The Twin Lakes Library System recently kicked off its summer reading programs, offering another series of programs and activities aimed at broadening the minds of local readers.
While summer is a time to vacation and wind down, it still provides opportunities for parents to allow their children to interact with peers in learning activities. Though these activities are fun and engaging, they still promote education and learning — in settings outside the typical standard classroom.
These types of summer activities help bridge the gap between one school year to the next and demonstrate that learning is a continuous process that doesn’t shut off and on just become school is not in session.
Free, voluntary reading, like the opportunities provided by the library’s programs where children select their own titles at their level, is an asset to helping them become more engaged in reading. The summer programs at the library also feature enrichment activities, such as arts and crafts and special presentations that often can’t be included in the classroom setting because of time or financial constraints. This is a chance for young people to be exposed to programs some would otherwise never have an opportunity to experience.
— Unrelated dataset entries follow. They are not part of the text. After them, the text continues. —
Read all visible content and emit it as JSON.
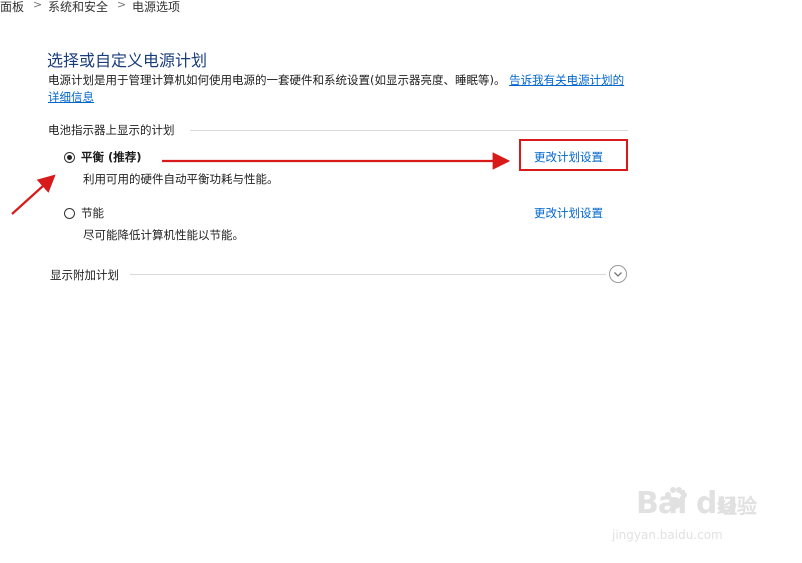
{
  "breadcrumb": {
    "items": [
      "面板",
      "系统和安全",
      "电源选项"
    ],
    "separator": ">"
  },
  "page": {
    "title": "选择或自定义电源计划",
    "description": "电源计划是用于管理计算机如何使用电源的一套硬件和系统设置(如显示器亮度、睡眠等)。",
    "learn_more_link": "告诉我有关电源计划的详细信息"
  },
  "battery_plans": {
    "group_label": "电池指示器上显示的计划",
    "plans": [
      {
        "name": "平衡 (推荐)",
        "description": "利用可用的硬件自动平衡功耗与性能。",
        "selected": true,
        "change_link": "更改计划设置"
      },
      {
        "name": "节能",
        "description": "尽可能降低计算机性能以节能。",
        "selected": false,
        "change_link": "更改计划设置"
      }
    ]
  },
  "additional_plans": {
    "label": "显示附加计划",
    "expand_icon": "chevron-down-icon"
  },
  "annotations": {
    "arrow_color": "#d91a1a",
    "highlight_color": "#d91a1a"
  },
  "watermark": {
    "brand": "Bai du",
    "brand_cn": "经验",
    "url": "jingyan.baidu.com"
  }
}
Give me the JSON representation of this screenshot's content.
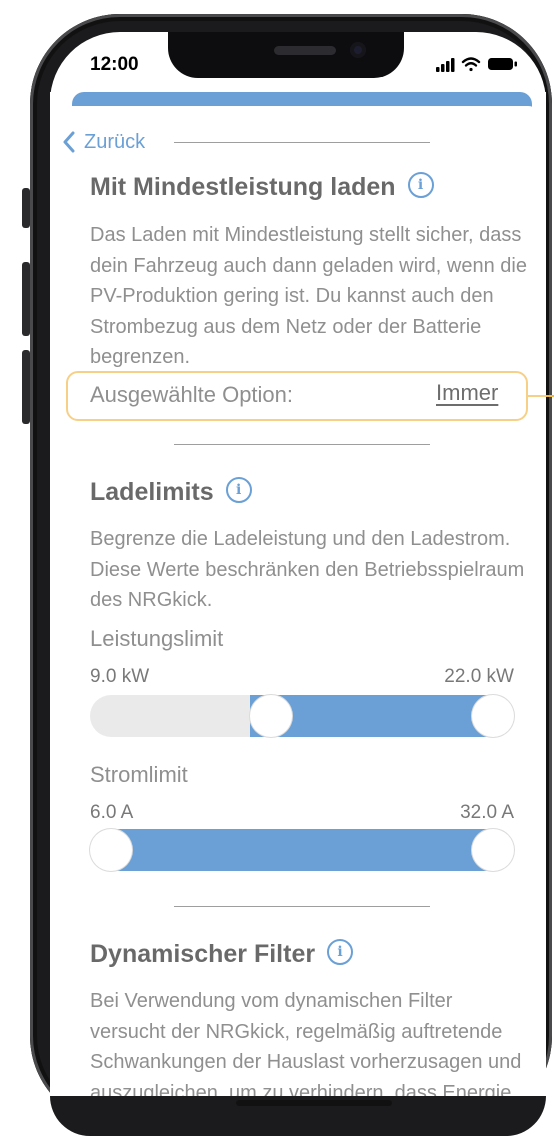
{
  "status_bar": {
    "time": "12:00"
  },
  "nav": {
    "back_label": "Zurück"
  },
  "min_power": {
    "title": "Mit Mindestleistung laden",
    "description": "Das Laden mit Mindestleistung stellt sicher, dass dein Fahrzeug auch dann geladen wird, wenn die PV-Produktion gering ist. Du kannst auch den Strombezug aus dem Netz oder der Batterie begrenzen.",
    "option_label": "Ausgewählte Option:",
    "option_value": "Immer"
  },
  "charge_limits": {
    "title": "Ladelimits",
    "description": "Begrenze die Ladeleistung und den Ladestrom. Diese Werte beschränken den Betriebsspielraum des NRGkick.",
    "power": {
      "label": "Leistungslimit",
      "min_label": "9.0 kW",
      "max_label": "22.0 kW",
      "low_fraction": 0.42,
      "high_fraction": 1.0
    },
    "current": {
      "label": "Stromlimit",
      "min_label": "6.0 A",
      "max_label": "32.0 A",
      "low_fraction": 0.0,
      "high_fraction": 1.0
    }
  },
  "dynamic_filter": {
    "title": "Dynamischer Filter",
    "description": "Bei Verwendung vom dynamischen Filter versucht der NRGkick, regelmäßig auftretende Schwankungen der Hauslast vorherzusagen und auszugleichen, um zu verhindern, dass Energie aus dem Netz"
  },
  "colors": {
    "accent": "#1f70c1",
    "highlight": "#f3b84a"
  }
}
In many instances summer camps such as the reading club enable students to sharpen their basic skills in reading, math and science, helping to reinforce what they learn in the classroom during the school year.
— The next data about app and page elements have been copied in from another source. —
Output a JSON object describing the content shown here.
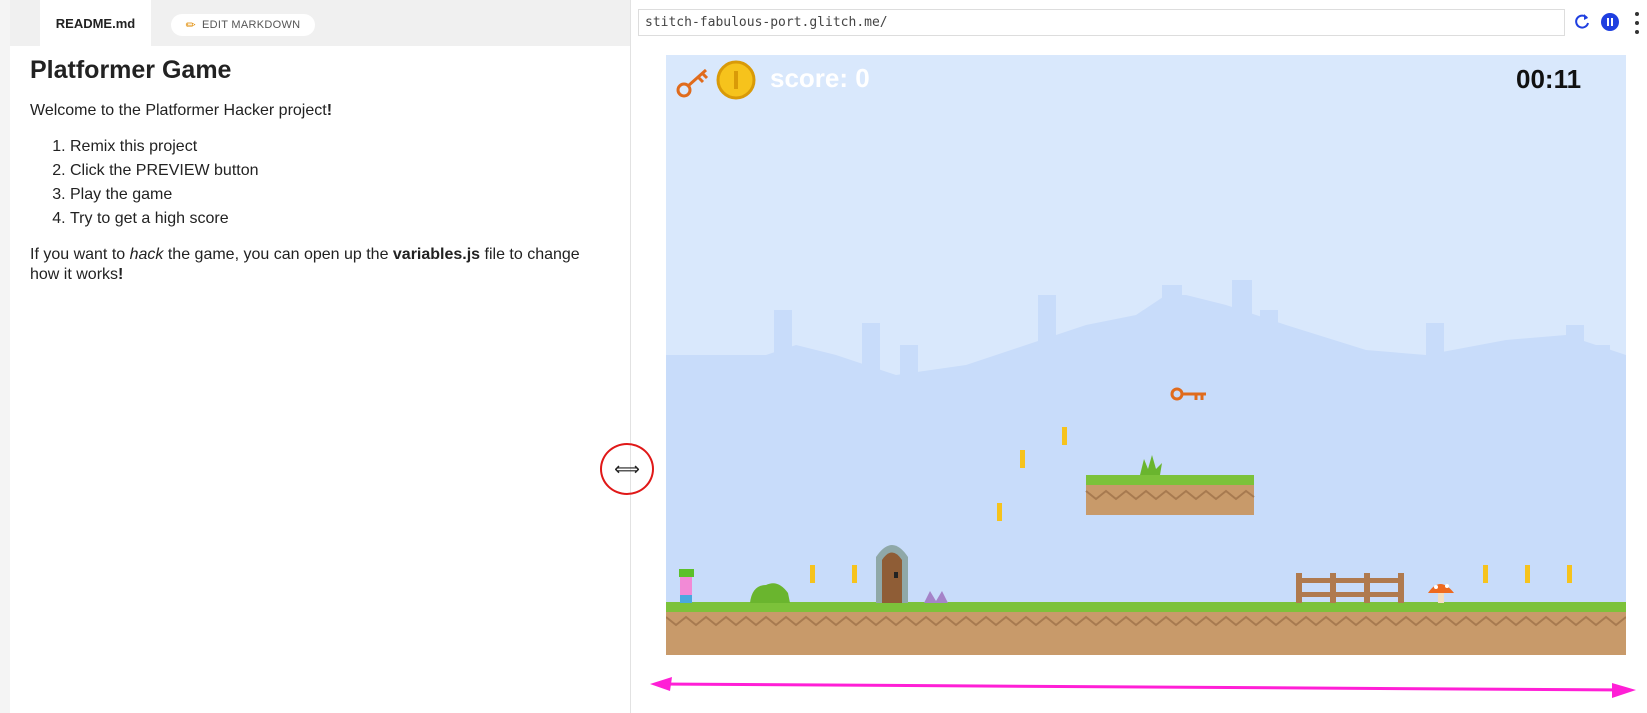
{
  "readme": {
    "tab_label": "README.md",
    "edit_button": "EDIT MARKDOWN",
    "edit_icon": "pencil-icon",
    "title": "Platformer Game",
    "intro_pre": "Welcome to the Platformer Hacker project",
    "intro_bang": "!",
    "steps": [
      "Remix this project",
      "Click the PREVIEW button",
      "Play the game",
      "Try to get a high score"
    ],
    "note_pre": "If you want to ",
    "note_em": "hack",
    "note_mid": " the game, you can open up the ",
    "note_strong": "variables.js",
    "note_post": " file to change how it works",
    "note_bang": "!"
  },
  "preview": {
    "url": "stitch-fabulous-port.glitch.me/",
    "reload_icon": "reload-icon",
    "pause_icon": "pause-icon",
    "more_icon": "more-vertical-icon"
  },
  "game": {
    "score_text": "score: 0",
    "timer": "00:11",
    "colors": {
      "sky": "#d9e8fc",
      "hills": "#c8dcfa",
      "grass": "#7cc23a",
      "dirt": "#c89a6a",
      "coin": "#f6c31c",
      "key": "#e06b1c"
    }
  },
  "annotations": {
    "resize_cursor": "resize-horizontal-icon",
    "circle_color": "#e01818",
    "arrow_color": "#ff1fd6"
  }
}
The programs are not just for young people, either. According to a recent compilation of United States Census data by the National Endowment for the Arts, less than half of the adult American population reads for pleasure, a decline that parallels decrease in total book reading by adults. Overall, book reading among adults dipped by 20 percent from the 1990s to 2000s and continues to falter.
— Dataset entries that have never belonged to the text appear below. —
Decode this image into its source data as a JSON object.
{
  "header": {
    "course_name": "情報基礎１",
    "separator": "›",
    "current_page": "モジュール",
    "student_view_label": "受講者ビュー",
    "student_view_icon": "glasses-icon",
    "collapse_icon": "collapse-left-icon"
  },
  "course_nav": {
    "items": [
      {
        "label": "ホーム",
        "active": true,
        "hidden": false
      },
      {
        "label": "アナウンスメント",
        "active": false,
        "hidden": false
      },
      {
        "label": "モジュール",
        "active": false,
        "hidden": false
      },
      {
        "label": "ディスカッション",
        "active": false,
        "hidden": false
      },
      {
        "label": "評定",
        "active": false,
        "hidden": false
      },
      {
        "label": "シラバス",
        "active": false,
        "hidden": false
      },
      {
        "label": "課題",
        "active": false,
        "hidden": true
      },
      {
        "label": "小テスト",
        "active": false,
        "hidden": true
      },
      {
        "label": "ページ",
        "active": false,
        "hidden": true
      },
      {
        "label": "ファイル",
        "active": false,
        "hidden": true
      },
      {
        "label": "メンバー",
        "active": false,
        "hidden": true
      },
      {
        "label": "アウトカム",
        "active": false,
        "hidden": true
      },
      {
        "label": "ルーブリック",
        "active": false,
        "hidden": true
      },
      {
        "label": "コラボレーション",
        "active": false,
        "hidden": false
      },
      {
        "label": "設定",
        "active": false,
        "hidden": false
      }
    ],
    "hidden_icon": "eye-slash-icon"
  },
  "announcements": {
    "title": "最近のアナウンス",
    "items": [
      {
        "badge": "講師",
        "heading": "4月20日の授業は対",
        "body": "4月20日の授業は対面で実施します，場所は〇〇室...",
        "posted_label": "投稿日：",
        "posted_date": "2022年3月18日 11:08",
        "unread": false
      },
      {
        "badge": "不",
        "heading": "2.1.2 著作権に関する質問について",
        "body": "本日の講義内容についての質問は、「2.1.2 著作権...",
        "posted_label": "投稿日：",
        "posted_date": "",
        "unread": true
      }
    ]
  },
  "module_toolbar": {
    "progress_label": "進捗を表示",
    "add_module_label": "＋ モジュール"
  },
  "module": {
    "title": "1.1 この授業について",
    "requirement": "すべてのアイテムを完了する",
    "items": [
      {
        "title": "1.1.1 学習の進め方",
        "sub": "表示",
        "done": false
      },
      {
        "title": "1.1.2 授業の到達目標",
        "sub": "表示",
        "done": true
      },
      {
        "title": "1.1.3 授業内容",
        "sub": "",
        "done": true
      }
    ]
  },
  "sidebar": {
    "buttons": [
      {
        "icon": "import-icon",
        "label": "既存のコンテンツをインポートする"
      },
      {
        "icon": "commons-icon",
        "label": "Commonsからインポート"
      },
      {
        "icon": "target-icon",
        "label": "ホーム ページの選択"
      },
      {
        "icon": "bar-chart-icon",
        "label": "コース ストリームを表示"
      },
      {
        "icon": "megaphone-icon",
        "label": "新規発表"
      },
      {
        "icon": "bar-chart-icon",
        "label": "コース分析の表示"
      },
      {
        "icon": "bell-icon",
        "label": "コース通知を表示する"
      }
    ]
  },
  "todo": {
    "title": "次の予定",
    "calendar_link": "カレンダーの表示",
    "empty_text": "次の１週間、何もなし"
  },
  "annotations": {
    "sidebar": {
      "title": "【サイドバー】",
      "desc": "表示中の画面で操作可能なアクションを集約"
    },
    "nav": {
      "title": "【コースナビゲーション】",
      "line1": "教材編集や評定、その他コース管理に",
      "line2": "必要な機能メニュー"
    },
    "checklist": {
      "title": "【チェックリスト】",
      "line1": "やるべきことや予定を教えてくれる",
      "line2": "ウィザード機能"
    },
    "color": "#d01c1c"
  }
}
There are young adult and adult summer reading programs as well — from yoga to movie nights — and prizes are awarded at the conclusion of the program. If young people see reading for pleasure put into practice, they are more likely to continue to do so as well.
These types of skills often carry over from one school year to the next and hopefully show up in the classroom and the next stages in life as well. They show young people that learning can often be fun and much less like a structured requirement, promoting lessons that will hopefully spark their interests in learning and reading as a life-long process from their youth on into adulthood and beyond.